**ACTION ITEM:** Your answer must be the exact lines from the one holding "Give me the" through the end of the entries, with no pictures.

**SOURCE RECORDS:**

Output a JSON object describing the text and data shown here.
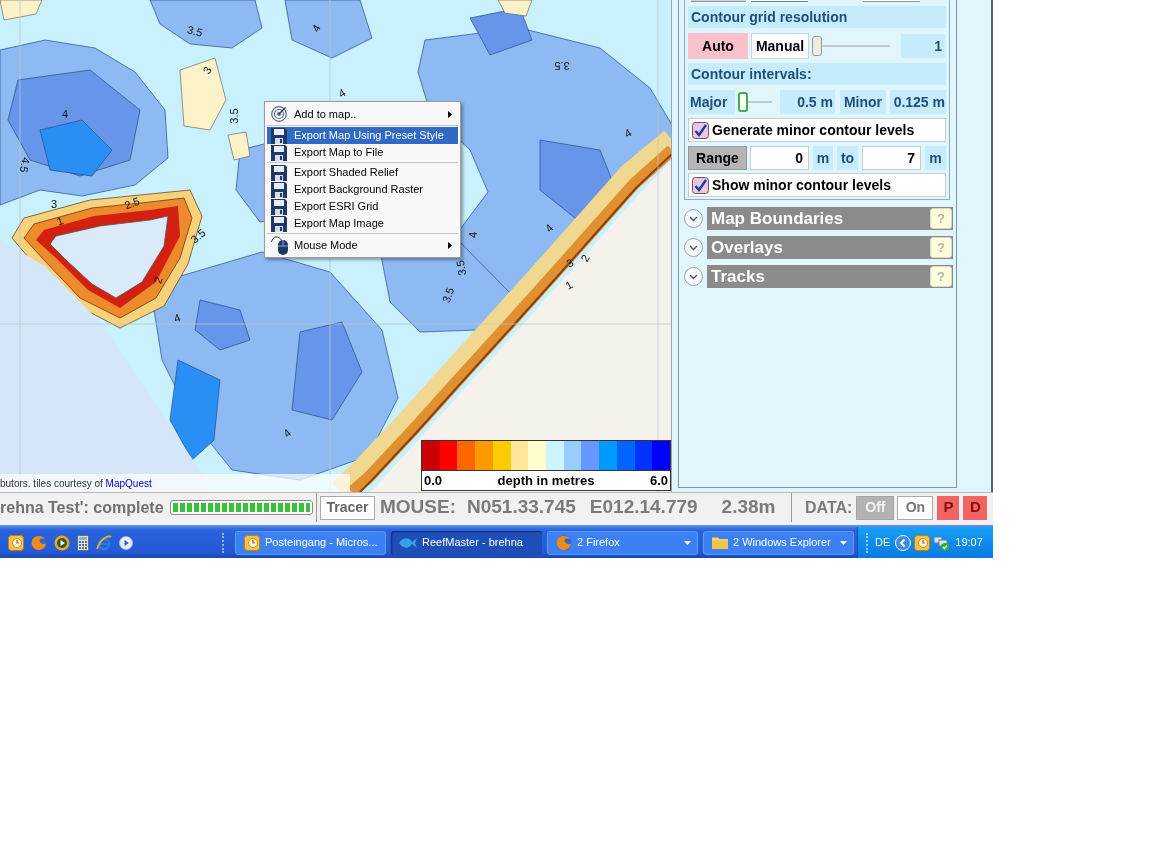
{
  "map": {
    "contour_labels": [
      "3.5",
      "4",
      "3",
      "4",
      "3.5",
      "4",
      "3.5",
      "4",
      "4.5",
      "3",
      "2.5",
      "1",
      "3.5",
      "4",
      "4",
      "2",
      "4",
      "3.5",
      "3.5",
      "3",
      "2",
      "1",
      "4"
    ],
    "attribution": {
      "text": "butors. tiles courtesy of",
      "link": "MapQuest"
    },
    "legend": {
      "swatches": [
        {
          "color": "#cc0000"
        },
        {
          "color": "#ff0000"
        },
        {
          "color": "#ff6600"
        },
        {
          "color": "#ff9900"
        },
        {
          "color": "#ffcc00"
        },
        {
          "color": "#ffe699"
        },
        {
          "color": "#ffffcc"
        },
        {
          "color": "#ccf5ff"
        },
        {
          "color": "#99ccff"
        },
        {
          "color": "#6699ff"
        },
        {
          "color": "#0099ff"
        },
        {
          "color": "#0066ff"
        },
        {
          "color": "#0033ff"
        },
        {
          "color": "#0000ff"
        }
      ],
      "min": "0.0",
      "title": "depth in metres",
      "max": "6.0"
    }
  },
  "context_menu": {
    "groups": [
      [
        {
          "kind": "target",
          "label": "Add to map..",
          "submenu": true,
          "selected": false
        }
      ],
      [
        {
          "kind": "disk",
          "label": "Export Map Using Preset Style",
          "submenu": false,
          "selected": true
        },
        {
          "kind": "disk",
          "label": "Export Map to File",
          "submenu": false,
          "selected": false
        }
      ],
      [
        {
          "kind": "disk",
          "label": "Export Shaded Relief",
          "submenu": false,
          "selected": false
        },
        {
          "kind": "disk",
          "label": "Export Background Raster",
          "submenu": false,
          "selected": false
        },
        {
          "kind": "disk",
          "label": "Export ESRI Grid",
          "submenu": false,
          "selected": false
        },
        {
          "kind": "disk",
          "label": "Export Map Image",
          "submenu": false,
          "selected": false
        }
      ],
      [
        {
          "kind": "mouse",
          "label": "Mouse Mode",
          "submenu": true,
          "selected": false
        }
      ]
    ]
  },
  "panel": {
    "grid_resolution": {
      "title": "Contour grid resolution",
      "modes": [
        {
          "label": "Auto",
          "selected": true
        },
        {
          "label": "Manual",
          "selected": false
        }
      ],
      "slider": {
        "level": 0
      },
      "value": "1"
    },
    "intervals": {
      "title": "Contour intervals:",
      "major_label": "Major",
      "major_slider": {
        "level": 0
      },
      "major_value": "0.5 m",
      "minor_label": "Minor",
      "minor_value": "0.125 m"
    },
    "generate_minor": {
      "label": "Generate minor contour levels",
      "checked": true
    },
    "range": {
      "button": "Range",
      "from": "0",
      "from_unit": "m",
      "to_label": "to",
      "to": "7",
      "to_unit": "m"
    },
    "show_minor": {
      "label": "Show minor contour levels",
      "checked": true
    },
    "sections": [
      {
        "title": "Map Boundaries",
        "expanded": false,
        "help": "?"
      },
      {
        "title": "Overlays",
        "expanded": false,
        "help": "?"
      },
      {
        "title": "Tracks",
        "expanded": false,
        "help": "?"
      }
    ]
  },
  "status_bar": {
    "task": "rehna Test': complete",
    "progress": {
      "level": 1
    },
    "tracer": "Tracer",
    "mouse_label": "MOUSE:",
    "latitude": "N051.33.745",
    "longitude": "E012.14.779",
    "depth": "2.38m",
    "data_label": "DATA:",
    "data_modes": [
      {
        "label": "Off",
        "selected": true
      },
      {
        "label": "On",
        "selected": false
      }
    ],
    "flags": [
      "P",
      "D"
    ]
  },
  "taskbar": {
    "tasks": [
      {
        "kind": "mail",
        "label": "Posteingang - Micros...",
        "grouped": false,
        "selected": false
      },
      {
        "kind": "fish",
        "label": "ReefMaster - brehna",
        "grouped": false,
        "selected": true
      },
      {
        "kind": "browser",
        "label": "2 Firefox",
        "grouped": true,
        "selected": false
      },
      {
        "kind": "folder",
        "label": "2 Windows Explorer",
        "grouped": true,
        "selected": false
      }
    ],
    "tray": {
      "language": "DE",
      "time": "19:07"
    }
  }
}
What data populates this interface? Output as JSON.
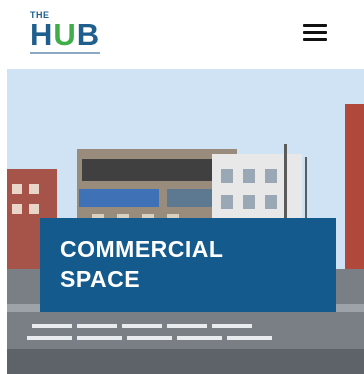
{
  "header": {
    "logo": {
      "small_text": "THE",
      "main_text_h": "H",
      "main_text_u": "U",
      "main_text_b": "B"
    },
    "menu_icon": "hamburger-menu-icon"
  },
  "hero": {
    "title": "COMMERCIAL\nSPACE"
  },
  "colors": {
    "brand_blue": "#1f5f8e",
    "brand_green": "#3fae49",
    "caption_background": "#155a8c"
  }
}
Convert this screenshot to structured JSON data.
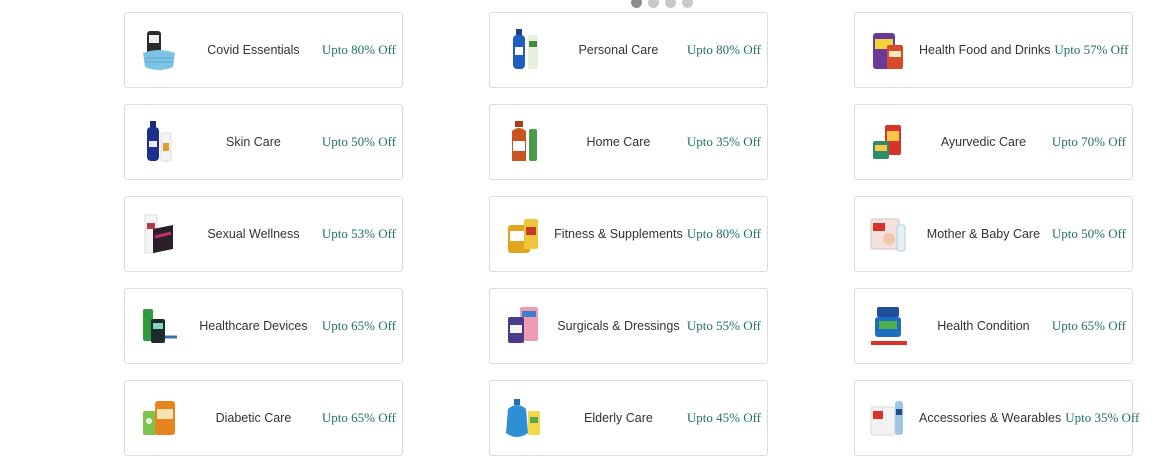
{
  "carousel": {
    "dots": 4,
    "active": 0
  },
  "categories": [
    {
      "name": "Covid Essentials",
      "offer": "Upto 80% Off",
      "icon": "mask-sanitizer-icon"
    },
    {
      "name": "Personal Care",
      "offer": "Upto 80% Off",
      "icon": "lotion-bottles-icon"
    },
    {
      "name": "Health Food and Drinks",
      "offer": "Upto 57% Off",
      "icon": "health-drink-jar-icon"
    },
    {
      "name": "Skin Care",
      "offer": "Upto 50% Off",
      "icon": "skin-lotion-icon"
    },
    {
      "name": "Home Care",
      "offer": "Upto 35% Off",
      "icon": "disinfectant-bottle-icon"
    },
    {
      "name": "Ayurvedic Care",
      "offer": "Upto 70% Off",
      "icon": "ayurvedic-jars-icon"
    },
    {
      "name": "Sexual Wellness",
      "offer": "Upto 53% Off",
      "icon": "wellness-box-icon"
    },
    {
      "name": "Fitness & Supplements",
      "offer": "Upto 80% Off",
      "icon": "supplement-tub-icon"
    },
    {
      "name": "Mother & Baby Care",
      "offer": "Upto 50% Off",
      "icon": "baby-diaper-pack-icon"
    },
    {
      "name": "Healthcare Devices",
      "offer": "Upto 65% Off",
      "icon": "medical-device-icon"
    },
    {
      "name": "Surgicals & Dressings",
      "offer": "Upto 55% Off",
      "icon": "dressing-pack-icon"
    },
    {
      "name": "Health Condition",
      "offer": "Upto 65% Off",
      "icon": "vaporub-jar-icon"
    },
    {
      "name": "Diabetic Care",
      "offer": "Upto 65% Off",
      "icon": "diabetic-products-icon"
    },
    {
      "name": "Elderly Care",
      "offer": "Upto 45% Off",
      "icon": "hot-water-bag-icon"
    },
    {
      "name": "Accessories & Wearables",
      "offer": "Upto 35% Off",
      "icon": "accessories-box-icon"
    }
  ]
}
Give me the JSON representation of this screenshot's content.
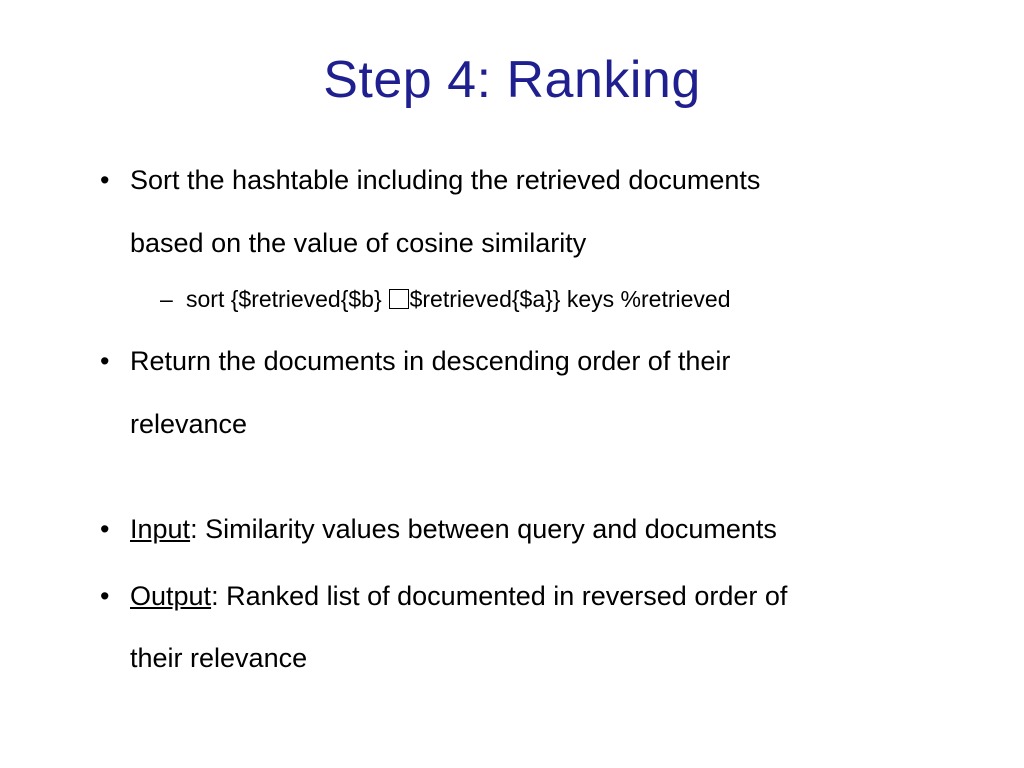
{
  "title": "Step 4: Ranking",
  "bullets": {
    "b1_l1": "Sort the hashtable including the retrieved documents",
    "b1_l2": "based on the value of cosine similarity",
    "b1_sub_pre": "sort {$retrieved{$b} ",
    "b1_sub_post": "$retrieved{$a}} keys %retrieved",
    "b2_l1": "Return the documents in descending order of their",
    "b2_l2": "relevance",
    "b3_label": "Input",
    "b3_text": ": Similarity values between query and documents",
    "b4_label": "Output",
    "b4_text": ": Ranked list of documented in reversed order of",
    "b4_l2": "their relevance"
  }
}
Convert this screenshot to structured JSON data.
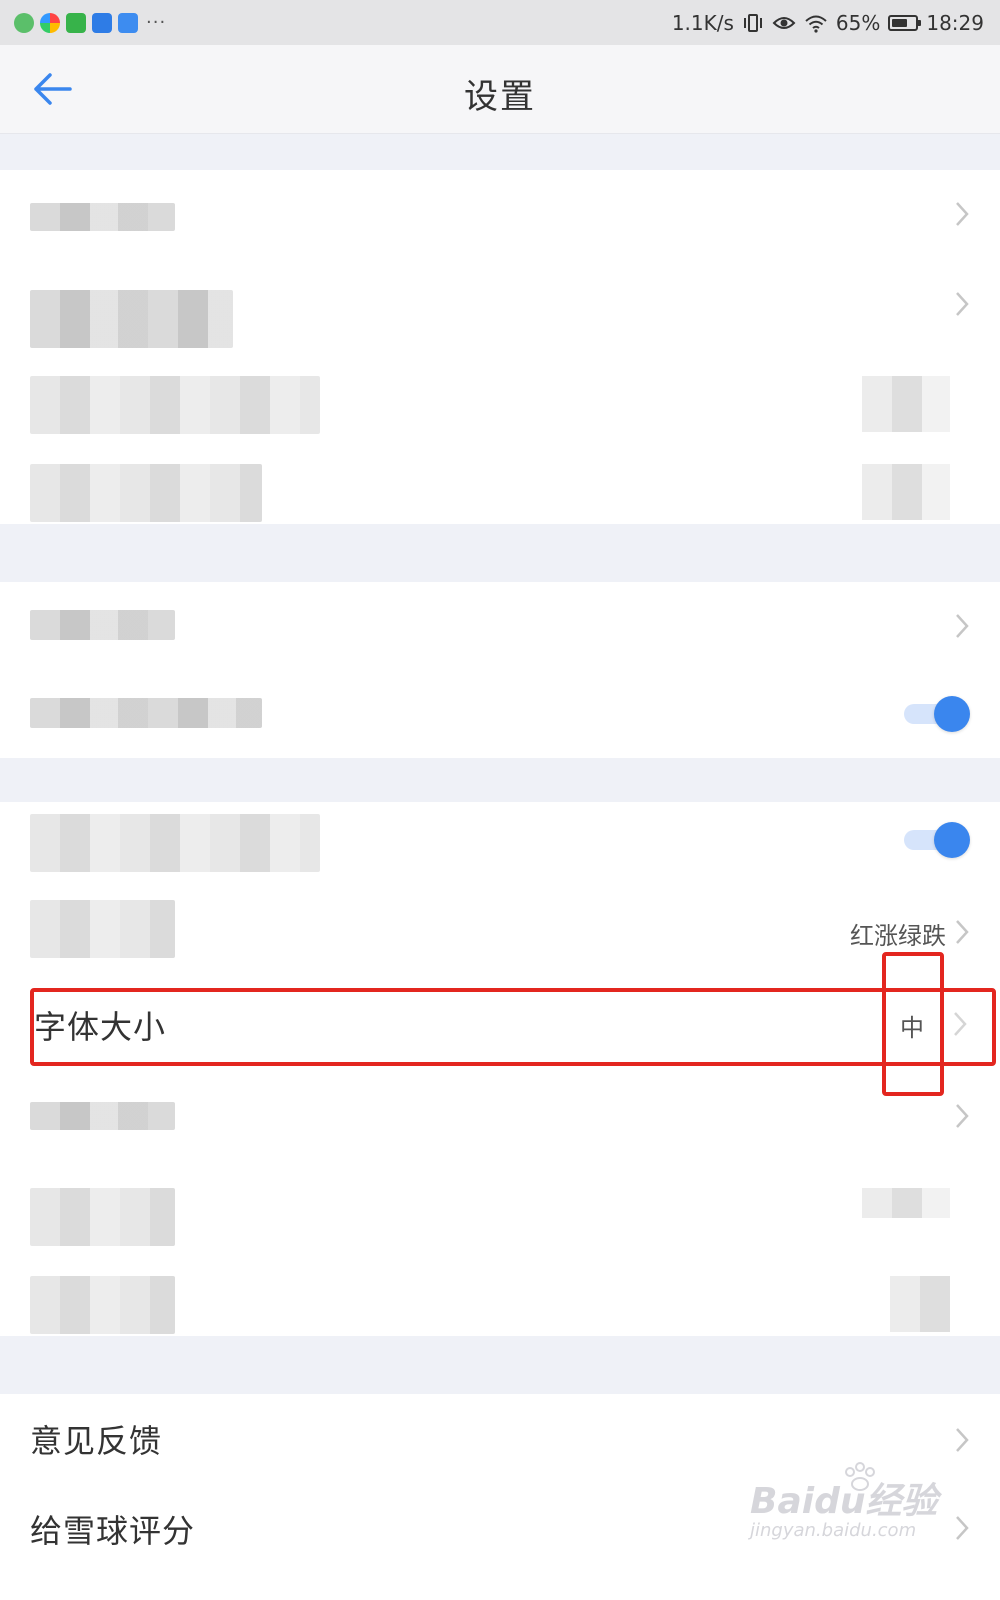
{
  "status_bar": {
    "speed": "1.1K/s",
    "battery": "65%",
    "battery_level": 0.65,
    "time": "18:29",
    "overflow": "···"
  },
  "header": {
    "title": "设置",
    "back_icon": "arrow-left-icon",
    "accent_color": "#3a86ee"
  },
  "rows": {
    "color_scheme": {
      "value": "红涨绿跌"
    },
    "font_size": {
      "label": "字体大小",
      "value": "中"
    },
    "feedback": {
      "label": "意见反馈"
    },
    "rate": {
      "label": "给雪球评分"
    }
  },
  "toggles": [
    {
      "on": true
    },
    {
      "on": true
    }
  ],
  "annotations": {
    "highlight_color": "#e3261f"
  },
  "watermark": {
    "main": "Baidu经验",
    "sub": "jingyan.baidu.com"
  }
}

**SOLUTION TO THIS TASK:**
Give me the JSON representation of this screenshot's content.
{
  "title": "Step 4: Ranking",
  "bullets": {
    "b1_l1": "Sort the hashtable including the retrieved documents",
    "b1_l2": "based on the value of cosine similarity",
    "b1_sub_pre": "sort {$retrieved{$b} ",
    "b1_sub_post": "$retrieved{$a}} keys %retrieved",
    "b2_l1": "Return the documents in descending order of their",
    "b2_l2": "relevance",
    "b3_label": "Input",
    "b3_text": ": Similarity values between query and documents",
    "b4_label": "Output",
    "b4_text": ": Ranked list of documented in reversed order of",
    "b4_l2": "their relevance"
  }
}
Convert this screenshot to structured JSON data.
{
  "status_bar": {
    "speed": "1.1K/s",
    "battery": "65%",
    "battery_level": 0.65,
    "time": "18:29",
    "overflow": "···"
  },
  "header": {
    "title": "设置",
    "back_icon": "arrow-left-icon",
    "accent_color": "#3a86ee"
  },
  "rows": {
    "color_scheme": {
      "value": "红涨绿跌"
    },
    "font_size": {
      "label": "字体大小",
      "value": "中"
    },
    "feedback": {
      "label": "意见反馈"
    },
    "rate": {
      "label": "给雪球评分"
    }
  },
  "toggles": [
    {
      "on": true
    },
    {
      "on": true
    }
  ],
  "annotations": {
    "highlight_color": "#e3261f"
  },
  "watermark": {
    "main": "Baidu经验",
    "sub": "jingyan.baidu.com"
  }
}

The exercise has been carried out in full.